Decide & Act Now: The Power of the Present
We have the power to decide and act only right now, at this point, at this time, standing here. We cannot act in the future. We can only do that when we get there. Likewise, we can’t act in the past; what has happened has happened – although we can view our past differently depending on our perspective and mood in the present.
It is the decisions we make and the actions we take right now that shape our future and position us to make decisions and act when we do get there. When we are developing a picture of our preferred future, we are sketching out what might be, not necessarily what will be.
So, what are the implications for us?
Our Strategic Choices are Directional – Our Chosen Actions are Conditional
If we’re not “deciding” our future, what are we doing? Well, the choices we make and the actions we take get us to point our feet in the desired direction and allow us to take the first conditional step. When we get to the end of that first step, we have to consciously confirm that we want to continue in the same direction and take the second step. In other words, we need to continue to refresh and reinforce our direction and our desired end state with each “present” moment.
Our Perspective and Feelings Shape Our View of the Past
The second implication has to do with how we feel about our past. While we cannot change what happened in the past, we can change our view about it and our feelings about it. If we think of ourselves as “successful” in the past, the picture we paint of our future will be a very different one from the one that reflects our view of the past as “unsuccessful.” The facts of the past are the same. We just have a different feeling about it, looking at it with glass-half-empty eyes rather than glass-half-full eyes.

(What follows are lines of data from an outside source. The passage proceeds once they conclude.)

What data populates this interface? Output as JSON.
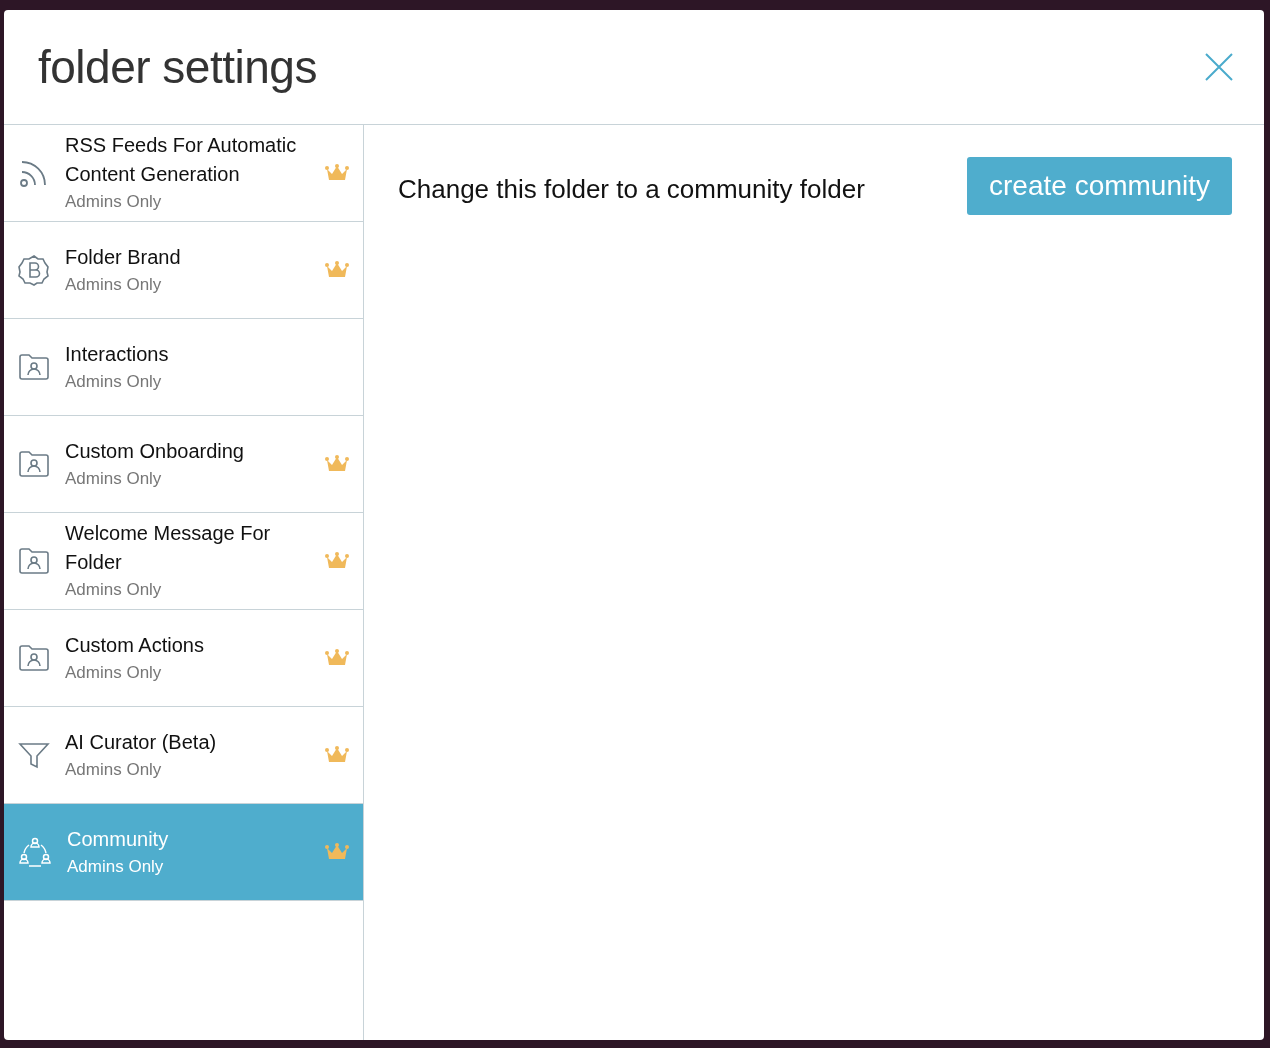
{
  "dialog": {
    "title": "folder settings"
  },
  "sidebar": {
    "items": [
      {
        "title": "RSS Feeds For Automatic Content Generation",
        "subtitle": "Admins Only",
        "kind": "rss",
        "premium": true,
        "selected": false
      },
      {
        "title": "Folder Brand",
        "subtitle": "Admins Only",
        "kind": "brand",
        "premium": true,
        "selected": false
      },
      {
        "title": "Interactions",
        "subtitle": "Admins Only",
        "kind": "folder",
        "premium": false,
        "selected": false
      },
      {
        "title": "Custom Onboarding",
        "subtitle": "Admins Only",
        "kind": "folder",
        "premium": true,
        "selected": false
      },
      {
        "title": "Welcome Message For Folder",
        "subtitle": "Admins Only",
        "kind": "folder",
        "premium": true,
        "selected": false
      },
      {
        "title": "Custom Actions",
        "subtitle": "Admins Only",
        "kind": "folder",
        "premium": true,
        "selected": false
      },
      {
        "title": "AI Curator (Beta)",
        "subtitle": "Admins Only",
        "kind": "filter",
        "premium": true,
        "selected": false
      },
      {
        "title": "Community",
        "subtitle": "Admins Only",
        "kind": "community",
        "premium": true,
        "selected": true
      }
    ]
  },
  "content": {
    "text": "Change this folder to a community folder",
    "button": "create community"
  }
}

Possibilities for the Future are Informed by How We Collectively Feel About Our Past and Present
It is often important for leader teams to go through “what have we achieved over the past 18 months?” prior to painting the preferred future. With the recognition that we’ve come a long way, or even survived through a rough time, the words expressed around the preferred future are much more positive, powerful and energizing then they would otherwise be.
We need to view the present like being part way up the mountain on a climb. We look back down and see how far we’ve come. Then we look ahead and up and can see the summit more clearly. Finally, we decide and act, making those strategic choices that will help to ensure a successful climb.
And we need to remember that it’s not a guarantee of success; it’s only improving our odds.